For veterans of the Vietnam War, sharing their stories more than 50 years after the fight hasn't come easily, or even at all. Talk of Vietnam became personal for Journalism graduate student Tara Mesyn after her father-in-law briefly opened up to her about his experience.
“I have always been fascinated with history, and my two uncles and my father-in-law are Vietnam veterans,” said Mesyn. “My one uncle and my father-in-law were both drafted, and I had another uncle who enlisted. I didn’t know he enlisted until after he passed away, which was kind of shocking. That’s how little they talked about it.”
Inspired, Mesyn combined her personal connection with her photojournalism skills to create an oral history and portraits project that honored veterans’ stories of Vietnam. She recently shared her research at VisCom, a conference where academics and creatives can present their work to others in the visual communications field.
Mesyn’s project, titled “American Hurt: Vietnam Veteran Portraits & Perspectives,” is a website composed of images of Vietnam veterans alongside audio of them talking about their experiences during and after the war.
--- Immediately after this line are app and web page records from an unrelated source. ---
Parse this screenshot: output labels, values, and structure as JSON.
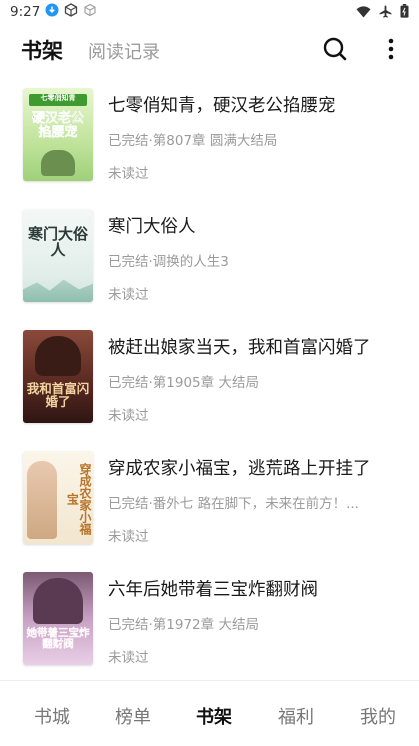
{
  "status_bar": {
    "time": "9:27",
    "icons": [
      "download-badge-icon",
      "box-icon",
      "box-outline-icon",
      "wifi-icon",
      "airplane-icon",
      "battery-icon"
    ]
  },
  "header": {
    "tabs": [
      {
        "label": "书架",
        "active": true
      },
      {
        "label": "阅读记录",
        "active": false
      }
    ],
    "search_icon": "search-icon",
    "more_icon": "more-vertical-icon"
  },
  "books": [
    {
      "title": "七零俏知青，硬汉老公掐腰宠",
      "status": "已完结·第807章 圆满大结局",
      "read": "未读过",
      "cover_text": "硬汉老公掐腰宠",
      "cover_badge": "七零俏知青",
      "cover_bg": "#cfe9a8",
      "cover_accent": "#3f9b2f"
    },
    {
      "title": "寒门大俗人",
      "status": "已完结·调换的人生3",
      "read": "未读过",
      "cover_text": "寒门大俗人",
      "cover_bg": "#e8f1ef",
      "cover_accent": "#2c3a38"
    },
    {
      "title": "被赶出娘家当天，我和首富闪婚了",
      "status": "已完结·第1905章 大结局",
      "read": "未读过",
      "cover_text": "我和首富闪婚了",
      "cover_bg": "#5b2a22",
      "cover_accent": "#f2d4a0"
    },
    {
      "title": "穿成农家小福宝，逃荒路上开挂了",
      "status": "已完结·番外七 路在脚下，未来在前方！...",
      "read": "未读过",
      "cover_text": "穿成农家小福宝",
      "cover_bg": "#f6efe0",
      "cover_accent": "#b8742a"
    },
    {
      "title": "六年后她带着三宝炸翻财阀",
      "status": "已完结·第1972章 大结局",
      "read": "未读过",
      "cover_text": "她带着三宝炸翻财阀",
      "cover_bg": "#d9b7d8",
      "cover_accent": "#d63c8f"
    }
  ],
  "bottom_nav": [
    {
      "label": "书城",
      "active": false
    },
    {
      "label": "榜单",
      "active": false
    },
    {
      "label": "书架",
      "active": true
    },
    {
      "label": "福利",
      "active": false
    },
    {
      "label": "我的",
      "active": false
    }
  ]
}
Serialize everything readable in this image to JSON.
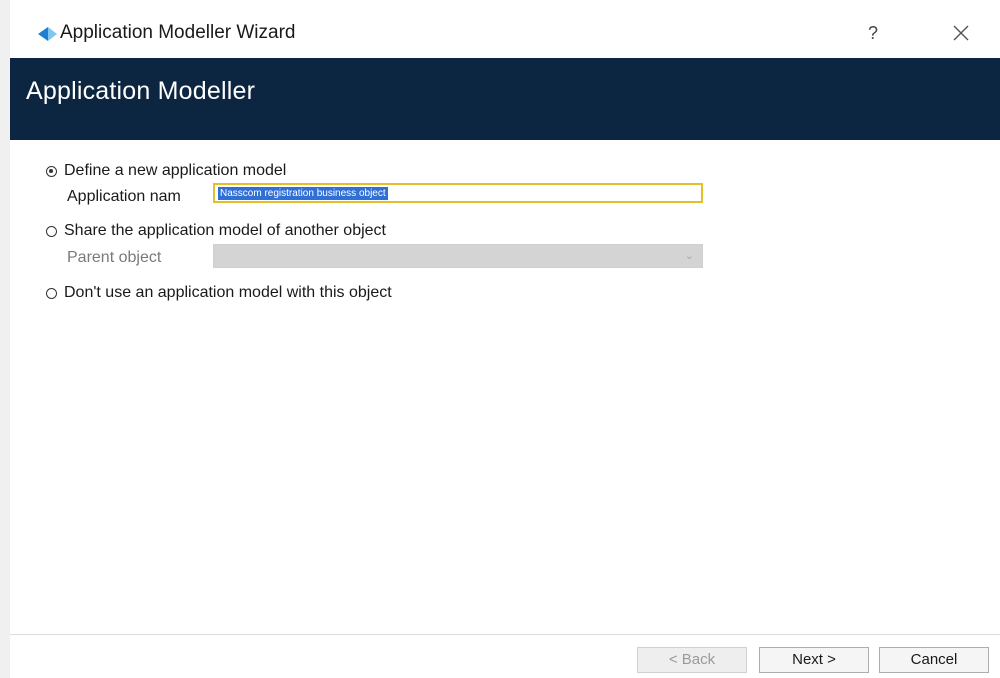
{
  "window": {
    "title": "Application Modeller Wizard",
    "help_label": "?",
    "icon": "blue-prism-app-icon",
    "close_icon": "close-icon"
  },
  "banner": {
    "title": "Application Modeller"
  },
  "options": {
    "define_new": {
      "label": "Define a new application model",
      "selected": true,
      "app_name_label": "Application nam",
      "app_name_value": "Nasscom registration business object"
    },
    "share_model": {
      "label": "Share the application model of another object",
      "selected": false,
      "parent_label": "Parent object",
      "parent_value": "",
      "parent_disabled": true
    },
    "no_model": {
      "label": "Don't use an application model with this object",
      "selected": false
    }
  },
  "footer": {
    "back_label": "< Back",
    "back_disabled": true,
    "next_label": "Next >",
    "cancel_label": "Cancel"
  },
  "colors": {
    "banner_bg": "#0c2541",
    "input_focus_border": "#e2bf2c",
    "selection_bg": "#2f6fd6"
  }
}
The simple but powerful black and white photos beautifully capture the spirit of the men Mesyn interviewed.
“I think when we see a good photo, whether it’s a breaking news photo or a portrait, it can stop us in our tracks,” said Mesyn. “What’s kind of difficult with this is making sure I’m capturing that emotion and capturing who [these veterans] are. Pairing that with the audio of them telling these stories will hopefully make people want to stop and listen.”
Through word of mouth, Mesyn’s interviews have expanded beyond her family. To date, she has spoken with and documented the stories of six veterans. All the information she receives is offered voluntarily, and she makes a point to never press for more than the veterans are comfortable sharing. Before interviews, Mesyn uses questionnaires to research each individual’s experience, such as where they were stationed in Vietnam and what their job was while they were there.
“What’s exciting is that every veteran so far has said that they’ve told me more than they’ve ever told anybody, even sometimes their veteran buddies,” Mesyn said. “Some of it’s funny and light-hearted, but some of it’s heavy. There’s a big responsibility there to make sure I’m representing what they want the world to know in a respectful way.”
A Complicated History
Mesyn’s plan is to extend “American Hurt” into her Information and Media Ph.D. dissertation to include perspectives from other groups involved in the conflict, as well as additional historical and political research. She acknowledged that Vietnam has a complex, intertwined political history. By adding other voices to the project, she hopes to include a greater depth to the current materials.
“There’s a lot there, and I think there’s so much people probably don’t know about that era,” Mesyn said. “This is the [American veterans’] side of the story, which maybe hasn’t been told as often as it should have been, but there were also protesters and draft dodgers, and—fingers crossed—I might have a link to photojournalists who shot in Vietnam.”
For Mesyn, one of the biggest takeaways from speaking with veterans has been the impact Vietnam had on their lives as young men serving in a controversial conflict, and the impact it continued to have after they returned.
“I hope that people will go to the website when it's done and look at the images as they hear the veterans’ words, take in what they’re saying and remember when they were 18,” said Mesyn. “Imagine the things they had to do, and then they had to come home to an environment where it wasn’t a popular war. Sometimes they were doing things they didn’t want to do, but it was their job and they had to do it. I hope people learn from [my project] about how we treat people, and how we need to learn from history so we don’t repeat our mistakes.”
There has been some trial and error for Mesyn, but she’s thrilled with how the project has evolved along the way. The website is under development, and she is still conducting interviews. Mesyn is optimistic about where the project could lead.
“I would love to see [the project] in a gallery of some sort, maybe at Art Prize next year,” said Mesyn, referring to the annual Grand Rapids event. “In my experience as a former high school teacher, students hate history textbooks, and there’s maybe a subchapter on Vietnam. So I’d also like to take a project like this and turn it into a live text that can be used in the classroom. I like to be open minded—you never know where something might take you.”
By Kristina Pierson